* _Supplied material_
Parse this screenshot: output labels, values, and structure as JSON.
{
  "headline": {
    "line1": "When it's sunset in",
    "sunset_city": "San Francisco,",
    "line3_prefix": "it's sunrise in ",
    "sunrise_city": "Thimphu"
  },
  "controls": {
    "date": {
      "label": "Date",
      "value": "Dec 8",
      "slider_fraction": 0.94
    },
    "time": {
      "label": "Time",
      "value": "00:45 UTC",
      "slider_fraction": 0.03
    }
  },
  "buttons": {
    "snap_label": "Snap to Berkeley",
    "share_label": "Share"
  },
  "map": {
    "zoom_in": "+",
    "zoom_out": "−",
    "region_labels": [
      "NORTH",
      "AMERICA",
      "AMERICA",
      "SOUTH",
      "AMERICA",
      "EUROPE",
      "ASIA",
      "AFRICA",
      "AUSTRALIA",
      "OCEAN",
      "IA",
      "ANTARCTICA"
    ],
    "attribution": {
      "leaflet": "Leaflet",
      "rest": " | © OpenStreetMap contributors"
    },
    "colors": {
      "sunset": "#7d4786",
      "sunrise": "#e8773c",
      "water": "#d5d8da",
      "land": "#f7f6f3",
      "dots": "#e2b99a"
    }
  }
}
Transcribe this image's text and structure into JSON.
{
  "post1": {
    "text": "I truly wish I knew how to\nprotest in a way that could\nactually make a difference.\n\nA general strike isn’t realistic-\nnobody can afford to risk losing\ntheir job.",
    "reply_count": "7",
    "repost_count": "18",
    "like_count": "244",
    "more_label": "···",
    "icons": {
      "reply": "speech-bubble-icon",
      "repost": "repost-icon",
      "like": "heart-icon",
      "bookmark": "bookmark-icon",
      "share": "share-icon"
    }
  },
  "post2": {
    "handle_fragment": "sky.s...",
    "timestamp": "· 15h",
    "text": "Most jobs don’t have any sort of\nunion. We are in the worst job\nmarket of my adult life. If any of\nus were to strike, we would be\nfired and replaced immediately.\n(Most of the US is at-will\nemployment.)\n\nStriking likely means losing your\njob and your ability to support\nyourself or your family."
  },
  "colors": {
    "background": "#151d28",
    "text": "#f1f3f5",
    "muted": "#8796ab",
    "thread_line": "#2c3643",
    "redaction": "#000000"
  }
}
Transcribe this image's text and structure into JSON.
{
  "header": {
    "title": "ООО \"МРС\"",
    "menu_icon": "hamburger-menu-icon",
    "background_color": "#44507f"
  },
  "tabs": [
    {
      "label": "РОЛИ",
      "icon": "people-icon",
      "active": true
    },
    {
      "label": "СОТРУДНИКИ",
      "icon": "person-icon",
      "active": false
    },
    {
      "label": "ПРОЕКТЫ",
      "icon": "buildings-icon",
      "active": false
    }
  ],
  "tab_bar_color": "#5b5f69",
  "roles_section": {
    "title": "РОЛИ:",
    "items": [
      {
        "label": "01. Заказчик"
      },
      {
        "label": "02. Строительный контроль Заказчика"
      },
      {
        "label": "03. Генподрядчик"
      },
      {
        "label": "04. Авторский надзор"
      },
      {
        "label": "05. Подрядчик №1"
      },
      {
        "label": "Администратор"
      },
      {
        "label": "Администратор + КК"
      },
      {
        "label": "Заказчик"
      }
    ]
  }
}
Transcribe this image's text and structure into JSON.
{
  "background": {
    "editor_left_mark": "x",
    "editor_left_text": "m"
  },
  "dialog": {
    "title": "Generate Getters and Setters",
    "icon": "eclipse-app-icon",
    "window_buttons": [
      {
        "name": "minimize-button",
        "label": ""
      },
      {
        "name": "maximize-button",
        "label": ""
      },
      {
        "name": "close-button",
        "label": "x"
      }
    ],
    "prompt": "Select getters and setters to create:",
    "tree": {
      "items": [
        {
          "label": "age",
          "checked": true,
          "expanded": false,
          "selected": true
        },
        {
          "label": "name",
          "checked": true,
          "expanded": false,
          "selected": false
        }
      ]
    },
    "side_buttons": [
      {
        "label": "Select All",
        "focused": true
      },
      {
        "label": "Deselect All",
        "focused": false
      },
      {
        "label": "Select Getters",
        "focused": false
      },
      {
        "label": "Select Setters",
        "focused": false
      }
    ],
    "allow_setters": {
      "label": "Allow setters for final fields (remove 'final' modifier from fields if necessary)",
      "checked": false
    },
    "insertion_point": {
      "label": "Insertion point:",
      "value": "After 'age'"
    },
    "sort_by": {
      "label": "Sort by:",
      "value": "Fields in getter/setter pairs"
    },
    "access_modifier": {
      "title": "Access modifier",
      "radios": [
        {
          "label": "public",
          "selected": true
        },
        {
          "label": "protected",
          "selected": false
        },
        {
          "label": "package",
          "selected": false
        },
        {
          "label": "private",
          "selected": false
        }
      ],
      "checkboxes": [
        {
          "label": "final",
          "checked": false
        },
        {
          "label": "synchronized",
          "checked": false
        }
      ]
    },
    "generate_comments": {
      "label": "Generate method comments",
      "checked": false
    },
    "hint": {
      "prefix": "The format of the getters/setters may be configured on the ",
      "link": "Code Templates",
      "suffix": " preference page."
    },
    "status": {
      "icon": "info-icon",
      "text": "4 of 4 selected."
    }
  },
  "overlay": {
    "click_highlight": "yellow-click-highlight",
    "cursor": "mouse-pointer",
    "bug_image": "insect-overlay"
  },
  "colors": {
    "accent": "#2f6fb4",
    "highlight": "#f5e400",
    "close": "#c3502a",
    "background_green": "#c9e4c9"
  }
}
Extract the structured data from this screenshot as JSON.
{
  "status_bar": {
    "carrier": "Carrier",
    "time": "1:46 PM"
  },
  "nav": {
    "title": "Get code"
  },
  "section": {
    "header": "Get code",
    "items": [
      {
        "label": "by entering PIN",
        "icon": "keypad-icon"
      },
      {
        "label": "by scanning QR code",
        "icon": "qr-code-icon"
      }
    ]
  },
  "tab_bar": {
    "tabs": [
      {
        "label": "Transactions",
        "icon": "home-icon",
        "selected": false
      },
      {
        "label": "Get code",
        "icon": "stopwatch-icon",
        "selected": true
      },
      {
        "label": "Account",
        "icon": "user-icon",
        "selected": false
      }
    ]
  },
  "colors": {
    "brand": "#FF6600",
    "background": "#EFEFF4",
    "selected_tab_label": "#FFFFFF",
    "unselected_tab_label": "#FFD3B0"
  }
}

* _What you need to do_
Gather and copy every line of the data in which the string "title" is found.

* _Written response_
    "title": "ООО \"МРС\"",
    "title": "РОЛИ:",
    "title": "Generate Getters and Setters",
      "title": "Access modifier",
    "title": "Get code"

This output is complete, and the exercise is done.